For months, Eyewitness News has been documenting personal accounts of the devastating disorder. Many military veterans have never spoken publicly about their agonizing problems.

"I don't want to dream about it over there," 46-year-old Army National Guard veteran Roger Brown told us while sitting on his couch in his Bakersfield home.

At first, he appears like any happily married man. Until, you ask him how he's doing.

"I got to hurry up and get where I'm going. It's not a very good feeling. It's not." Roger told us while driving in his car on the way to the Bakersfield VA Clinic.

After 15 months as an Army auto mechanic witnessing the horrors of war in Iraq, Roger came home to Bakersfield depressed, anxious, a completely different person. His diagnosis: a classic form of PTSD.

"You'll know when you have it. You'll know when you just lose control. You can't sleep, you sweat, you're constantly looking behind your back," says Roger.

Roger's wife Margie has stuck by her husband. She is struggling to understand his condition.

"4th of July, people behind us were letting off M-80's. He had dosed off in the chair. He literally flew out of the chair and crouched down and looked around it. It took him a few seconds to realize he was at home," says Margie Brown.

According to the Veterans Administration, roughly one out of every ten Iraqi or Afghan veterans suffers from post traumatic stress disorder. Locally, the Bakersfield VA Clinic treats nearly 150 from the two most recent wars. Over 100 vets total seek help. The numbers are growing.

"Many people think of PTSD as a normal reaction to an abnormal event, " says Doctor Rachel Kimerling. She is a clinical psychologist at the National Center for PTSD in Menlo Park, near San Jose. She is also a nationally renown expert in the field of PTSD treatment.

"We can think of it as the mind's way of processing information that we don't expect an we're not used to. So, after witnessing violence or experiencing a threat to your own life, the difficulty in processing that can lead to people to have repeated recollections, thoughts, dreams about it, very distressing." says Kimerling.

During the Civil War, it was labeled as "Nostalgia or Soldier's Heart."

In World War One it was called, "Shell Shocked." In World War Two, it was labeled as "Combat Fatigue."
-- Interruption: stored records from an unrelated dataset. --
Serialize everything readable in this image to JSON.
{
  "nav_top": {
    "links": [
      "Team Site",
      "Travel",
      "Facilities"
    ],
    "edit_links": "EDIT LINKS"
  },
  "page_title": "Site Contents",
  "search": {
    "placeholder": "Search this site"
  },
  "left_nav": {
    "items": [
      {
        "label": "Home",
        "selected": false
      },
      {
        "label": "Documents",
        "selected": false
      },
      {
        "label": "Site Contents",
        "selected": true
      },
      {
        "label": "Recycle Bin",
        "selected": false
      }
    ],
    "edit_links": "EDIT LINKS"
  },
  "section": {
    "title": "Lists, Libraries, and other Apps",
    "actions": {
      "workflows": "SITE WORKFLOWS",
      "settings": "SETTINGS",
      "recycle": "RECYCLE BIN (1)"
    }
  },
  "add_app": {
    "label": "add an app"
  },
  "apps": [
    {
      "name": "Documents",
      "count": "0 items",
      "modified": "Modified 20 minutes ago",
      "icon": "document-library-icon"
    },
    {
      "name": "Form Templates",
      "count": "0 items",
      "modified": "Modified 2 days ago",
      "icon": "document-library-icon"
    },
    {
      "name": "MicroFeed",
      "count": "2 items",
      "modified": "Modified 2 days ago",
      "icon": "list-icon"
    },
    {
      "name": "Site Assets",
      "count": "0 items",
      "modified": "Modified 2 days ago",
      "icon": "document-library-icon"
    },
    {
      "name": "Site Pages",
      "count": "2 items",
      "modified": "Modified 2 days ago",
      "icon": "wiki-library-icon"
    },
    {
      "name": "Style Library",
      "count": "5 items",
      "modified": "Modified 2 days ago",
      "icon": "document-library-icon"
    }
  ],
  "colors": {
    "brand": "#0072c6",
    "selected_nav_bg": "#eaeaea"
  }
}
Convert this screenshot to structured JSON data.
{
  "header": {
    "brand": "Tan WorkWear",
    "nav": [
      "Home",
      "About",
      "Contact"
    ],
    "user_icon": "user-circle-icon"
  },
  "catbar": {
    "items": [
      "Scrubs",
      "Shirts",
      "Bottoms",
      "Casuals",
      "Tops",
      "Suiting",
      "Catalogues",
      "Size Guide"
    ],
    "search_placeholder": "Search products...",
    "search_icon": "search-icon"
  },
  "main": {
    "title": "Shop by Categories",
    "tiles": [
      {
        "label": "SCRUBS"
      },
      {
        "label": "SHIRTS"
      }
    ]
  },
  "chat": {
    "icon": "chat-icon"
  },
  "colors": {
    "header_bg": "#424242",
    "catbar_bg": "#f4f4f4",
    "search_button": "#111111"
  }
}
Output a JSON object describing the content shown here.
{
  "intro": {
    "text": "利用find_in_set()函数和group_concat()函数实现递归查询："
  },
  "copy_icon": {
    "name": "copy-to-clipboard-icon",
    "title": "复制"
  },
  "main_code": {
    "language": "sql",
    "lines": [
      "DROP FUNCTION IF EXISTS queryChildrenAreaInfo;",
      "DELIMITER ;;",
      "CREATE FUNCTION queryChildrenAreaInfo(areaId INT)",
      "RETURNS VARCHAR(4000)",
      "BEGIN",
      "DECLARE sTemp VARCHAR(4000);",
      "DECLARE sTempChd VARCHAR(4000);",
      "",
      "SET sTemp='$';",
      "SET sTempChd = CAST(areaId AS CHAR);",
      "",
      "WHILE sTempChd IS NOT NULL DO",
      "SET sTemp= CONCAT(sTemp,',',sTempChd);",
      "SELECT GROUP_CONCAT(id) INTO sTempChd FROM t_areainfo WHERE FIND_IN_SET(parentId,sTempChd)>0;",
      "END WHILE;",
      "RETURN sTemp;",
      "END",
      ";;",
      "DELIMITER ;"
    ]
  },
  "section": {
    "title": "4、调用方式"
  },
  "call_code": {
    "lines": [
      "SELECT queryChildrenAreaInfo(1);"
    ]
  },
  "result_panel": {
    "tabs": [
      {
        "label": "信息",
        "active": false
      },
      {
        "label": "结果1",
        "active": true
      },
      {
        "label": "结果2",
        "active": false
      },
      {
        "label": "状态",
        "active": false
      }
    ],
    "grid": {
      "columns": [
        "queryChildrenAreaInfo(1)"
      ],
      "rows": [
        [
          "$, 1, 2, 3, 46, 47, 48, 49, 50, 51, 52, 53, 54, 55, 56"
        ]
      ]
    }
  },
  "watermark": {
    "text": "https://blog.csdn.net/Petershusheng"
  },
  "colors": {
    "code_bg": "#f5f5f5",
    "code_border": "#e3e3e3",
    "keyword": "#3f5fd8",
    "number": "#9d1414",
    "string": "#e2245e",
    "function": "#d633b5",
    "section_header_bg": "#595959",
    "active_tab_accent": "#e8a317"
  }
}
But the symptoms are always the same: easily startled, becoming emotionally numb, losing interest in things once enjoyable, irritability, aggressive or violent behavior, difficulty sleeping or concentrating, and flashbacks, reliving an event throughout the day and in nightmares.

For Roger Brown, his nightmare is the aftermath of Americans killed on the battlefield.

"Do you think he'll ever return back to who he was before he left?" we asked.

"Probably not. He's probably going to be different for the rest of his life. We've had to learn how to adjust to deal with things."

Roger purposely didn't get to know anyone too closely while serving in Iraq. Today, he corresponds with no one. He's on several medications to help deal with the disorder. Despite his struggle with PTSD, he remains in the Army National Guard.